We want to make sure that once we’re up on TV, we have a very strong and continuous presence. – Casey Frary, campaign manager
SALT LAKE CITY — Democrat Doug Owens is delaying the start of his TV campaign commercials by a week in his 4th District congressional race against Republican Mia Love, from Sept. 15 to Sept. 22.
Owens' campaign manager, Casey Frary, said Tuesday that money isn't the reason for what she called a "strategic decision" to cancel the first week of advertising time reserved on Utah airwaves through the Nov. 4 election.
"We want to make sure that once we're up on TV, we have a very strong and continuous presence," she said, describing the $300,000 ad buy announced this summer as "slightly reduced."
Love's campaign manager, Dave Hansen, said her commercials will still begin airing on Sept. 15. More than $400,000 worth of time on network affiliates and cable channels was paid for months ago, he said.
The decision to scale back Owens' TV commercials won't affect Love, Hansen said. "If anything, we would increase our ad buy as we go along. We'll have to take a look at that," he said. "It does not change our strategy at all."
Hansen said radio commercials will start next week and billboards have been going up for Love, a former Saratoga Springs mayor who narrowly lost to retiring Rep. Jim Matheson, D-Utah, for the state's newest congressional seat two years ago.
The Utah Democratic Party launched a new website opposing Love on Tuesday, NoLoveForMia.com. Matt Lyon, the party's executive director, said the intent is to remind voters of what he termed Love's extreme positions on issues.
Owens has lagged behind Love in fundraising and in polling.
In the most recent Federal Election Committee filing, Owens reported having nearly $210,000 cash on hand at the end of June, compared to just under $873,000 for Love. A UtahPolicy.com poll in August showed he trailed Love by 12 points.
Frary declined to discuss whether the campaign had the money to pay for the week of commercials just cut.
"My answer isn't going to change in terms of the fundraising question," Frary said. "Our fundraising is going really well. And we're confident we're going to be able to run the type of aggressive campaign we want to run."
Hansen, a former state GOP chairman who has run other high-profile campaigns, said, "When you cut back the TV buy, it's either one of two things.
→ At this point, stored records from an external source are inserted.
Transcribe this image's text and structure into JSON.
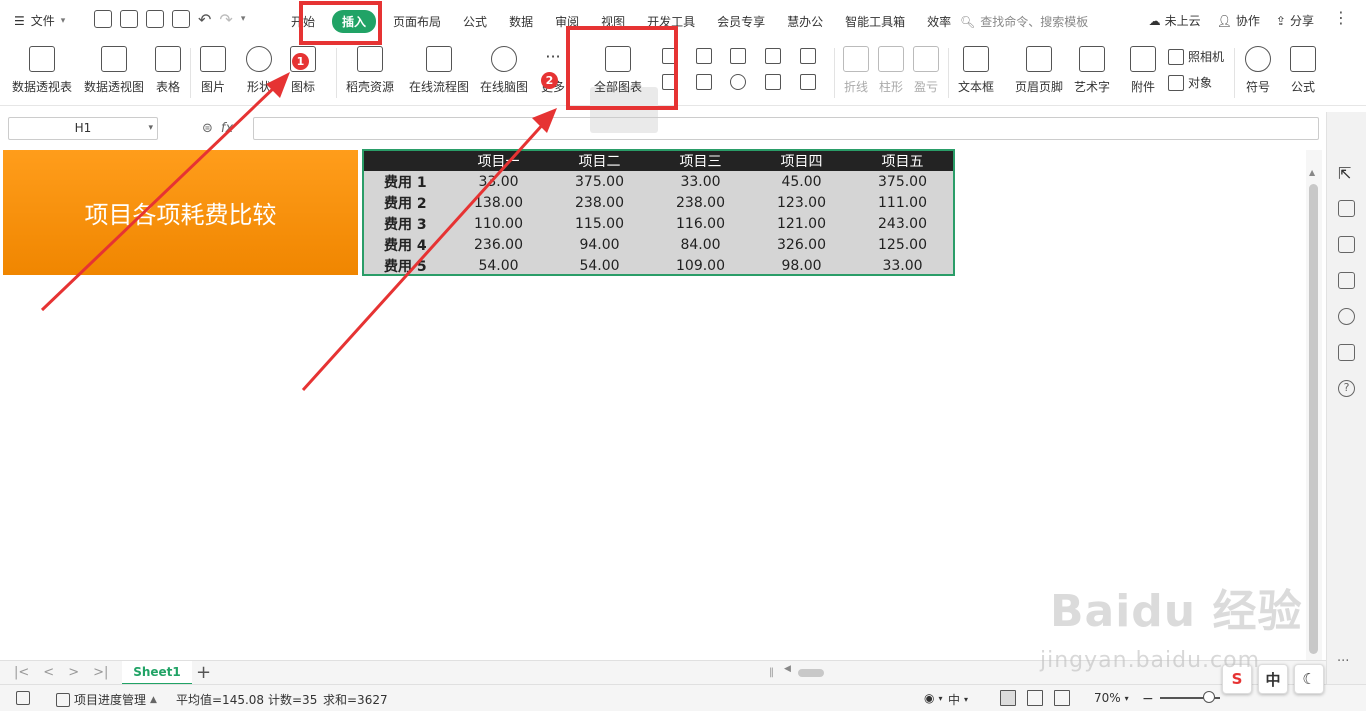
{
  "topbar": {
    "file_label": "文件",
    "tabs": [
      "开始",
      "插入",
      "页面布局",
      "公式",
      "数据",
      "审阅",
      "视图",
      "开发工具",
      "会员专享",
      "慧办公",
      "智能工具箱",
      "效率"
    ],
    "search_placeholder": "查找命令、搜索模板",
    "cloud_label": "未上云",
    "collab_label": "协作",
    "share_label": "分享"
  },
  "ribbon": {
    "pivot_table": "数据透视表",
    "pivot_chart": "数据透视图",
    "table": "表格",
    "picture": "图片",
    "shape": "形状",
    "icon": "图标",
    "daoke": "稻壳资源",
    "flowchart": "在线流程图",
    "mindmap": "在线脑图",
    "more": "更多",
    "all_charts": "全部图表",
    "spark_line": "折线",
    "spark_column": "柱形",
    "spark_winloss": "盈亏",
    "textbox": "文本框",
    "header_footer": "页眉页脚",
    "wordart": "艺术字",
    "attachment": "附件",
    "camera": "照相机",
    "object": "对象",
    "symbol": "符号",
    "formula": "公式"
  },
  "annotations": {
    "badge1": "1",
    "badge2": "2"
  },
  "formula_bar": {
    "cell_ref": "H1",
    "fx_label": "fx"
  },
  "sheet": {
    "title": "项目各项耗费比较",
    "table": {
      "headers": [
        "",
        "项目一",
        "项目二",
        "项目三",
        "项目四",
        "项目五"
      ],
      "rows": [
        [
          "费用 1",
          "33.00",
          "375.00",
          "33.00",
          "45.00",
          "375.00"
        ],
        [
          "费用 2",
          "138.00",
          "238.00",
          "238.00",
          "123.00",
          "111.00"
        ],
        [
          "费用 3",
          "110.00",
          "115.00",
          "116.00",
          "121.00",
          "243.00"
        ],
        [
          "费用 4",
          "236.00",
          "94.00",
          "84.00",
          "326.00",
          "125.00"
        ],
        [
          "费用 5",
          "54.00",
          "54.00",
          "109.00",
          "98.00",
          "33.00"
        ]
      ]
    }
  },
  "sheet_tabs": {
    "active": "Sheet1"
  },
  "status": {
    "project_label": "项目进度管理",
    "average": "平均值=145.08",
    "count": "计数=35",
    "sum": "求和=3627",
    "zoom": "70%"
  },
  "ime": {
    "middle": "中"
  },
  "watermark": {
    "logo": "Baidu 经验",
    "url": "jingyan.baidu.com"
  },
  "colors": {
    "accent": "#21a366",
    "annotation_red": "#e63333",
    "title_orange": "#ff9d1b"
  }
}
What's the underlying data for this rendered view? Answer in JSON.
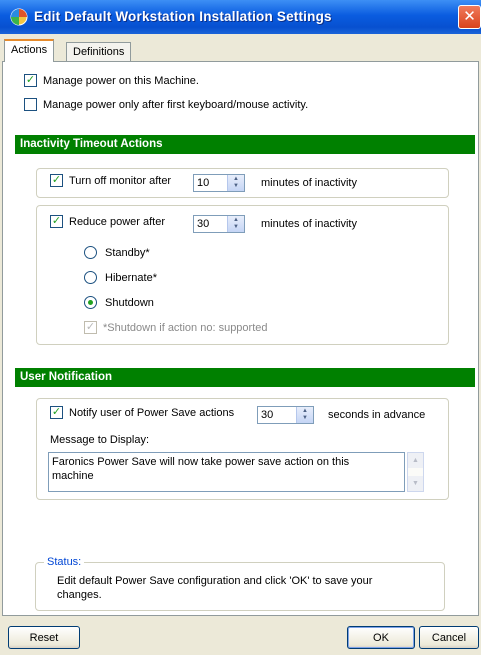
{
  "window": {
    "title": "Edit Default Workstation Installation Settings",
    "close_glyph": "✕"
  },
  "tabs": [
    "Actions",
    "Definitions"
  ],
  "actions": {
    "manage_power": {
      "label": "Manage power on this Machine.",
      "checked": true
    },
    "manage_after_activity": {
      "label": "Manage power only after first keyboard/mouse activity.",
      "checked": false
    }
  },
  "inactivity": {
    "header": "Inactivity Timeout Actions",
    "monitor": {
      "label": "Turn off monitor after",
      "value": "10",
      "suffix": "minutes of inactivity",
      "checked": true
    },
    "reduce": {
      "label": "Reduce power after",
      "value": "30",
      "suffix": "minutes of inactivity",
      "checked": true
    },
    "options": [
      {
        "label": "Standby*",
        "selected": false
      },
      {
        "label": "Hibernate*",
        "selected": false
      },
      {
        "label": "Shutdown",
        "selected": true
      }
    ],
    "shutdown_note": {
      "label": "*Shutdown if action no: supported",
      "checked": true
    }
  },
  "notification": {
    "header": "User Notification",
    "notify": {
      "label": "Notify user of Power Save actions",
      "value": "30",
      "suffix": "seconds in advance",
      "checked": true
    },
    "message_label": "Message to Display:",
    "message_line1": "Faronics Power Save will now take power save action on this",
    "message_line2": "machine"
  },
  "status": {
    "label": "Status:",
    "line1": "Edit default Power Save configuration and click 'OK' to save your",
    "line2": "changes."
  },
  "buttons": {
    "reset": "Reset",
    "ok": "OK",
    "cancel": "Cancel"
  },
  "glyphs": {
    "check": "✓",
    "up": "▲",
    "down": "▼"
  },
  "colors": {
    "section_header": "#008000",
    "check": "#21a121",
    "title_bar": "#0a5ce0",
    "status_label": "#0046d5"
  }
}
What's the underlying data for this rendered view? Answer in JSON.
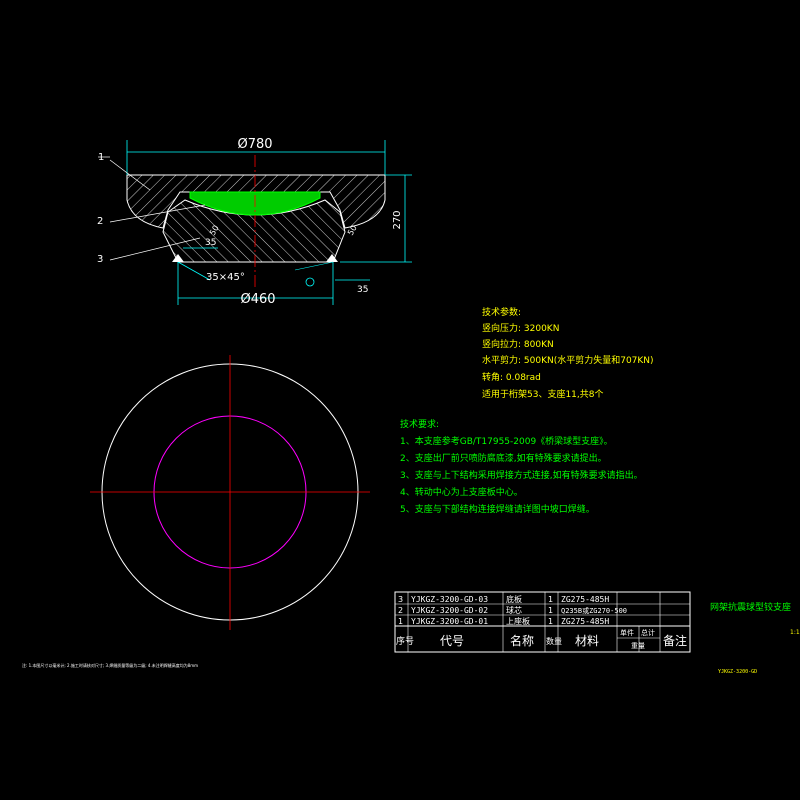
{
  "colors": {
    "background": "#000000",
    "line": "#ffffff",
    "dimension": "#00ffff",
    "center": "#ff0000",
    "green_part": "#00cc00",
    "text_yellow": "#ffff00",
    "text_green": "#00ff00",
    "circle_magenta": "#ff00ff"
  },
  "section": {
    "dim_top": "Ø780",
    "dim_bottom": "Ø460",
    "dim_height": "270",
    "dim_35_a": "35",
    "dim_35_b": "35",
    "dim_50_a": "50",
    "dim_50_b": "50",
    "chamfer": "35×45°",
    "callouts": [
      "1",
      "2",
      "3"
    ]
  },
  "params": {
    "title": "技术参数:",
    "lines": [
      "竖向压力: 3200KN",
      "竖向拉力: 800KN",
      "水平剪力: 500KN(水平剪力失量和707KN)",
      "转角: 0.08rad",
      "适用于桁架53、支座11,共8个"
    ]
  },
  "requirements": {
    "title": "技术要求:",
    "lines": [
      "1、本支座参考GB/T17955-2009《桥梁球型支座》。",
      "2、支座出厂前只喷防腐底漆,如有特殊要求请提出。",
      "3、支座与上下结构采用焊接方式连接,如有特殊要求请指出。",
      "4、转动中心为上支座板中心。",
      "5、支座与下部结构连接焊缝请详图中坡口焊缝。"
    ]
  },
  "bom": {
    "rows": [
      {
        "no": "3",
        "code": "YJKGZ-3200-GD-03",
        "name": "底板",
        "qty": "1",
        "material": "ZG275-485H"
      },
      {
        "no": "2",
        "code": "YJKGZ-3200-GD-02",
        "name": "球芯",
        "qty": "1",
        "material": "Q235B或ZG270-500"
      },
      {
        "no": "1",
        "code": "YJKGZ-3200-GD-01",
        "name": "上座板",
        "qty": "1",
        "material": "ZG275-485H"
      }
    ],
    "header": {
      "no": "序号",
      "code": "代号",
      "name": "名称",
      "qty": "数量",
      "material": "材料",
      "unit_w": "单件",
      "total_w": "总计",
      "weight": "重量",
      "remark": "备注"
    }
  },
  "title_block": {
    "title": "网架抗震球型铰支座",
    "sub": "1:1",
    "drawing_no": "YJKGZ-3200-GD"
  },
  "footer_note": "注: 1.本图尺寸以毫米计; 2.施工时请核对尺寸; 3.焊缝质量等级为二级; 4.未注明焊缝高度均为8mm"
}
You don't have the money or you're 40 points ahead and you want to save money."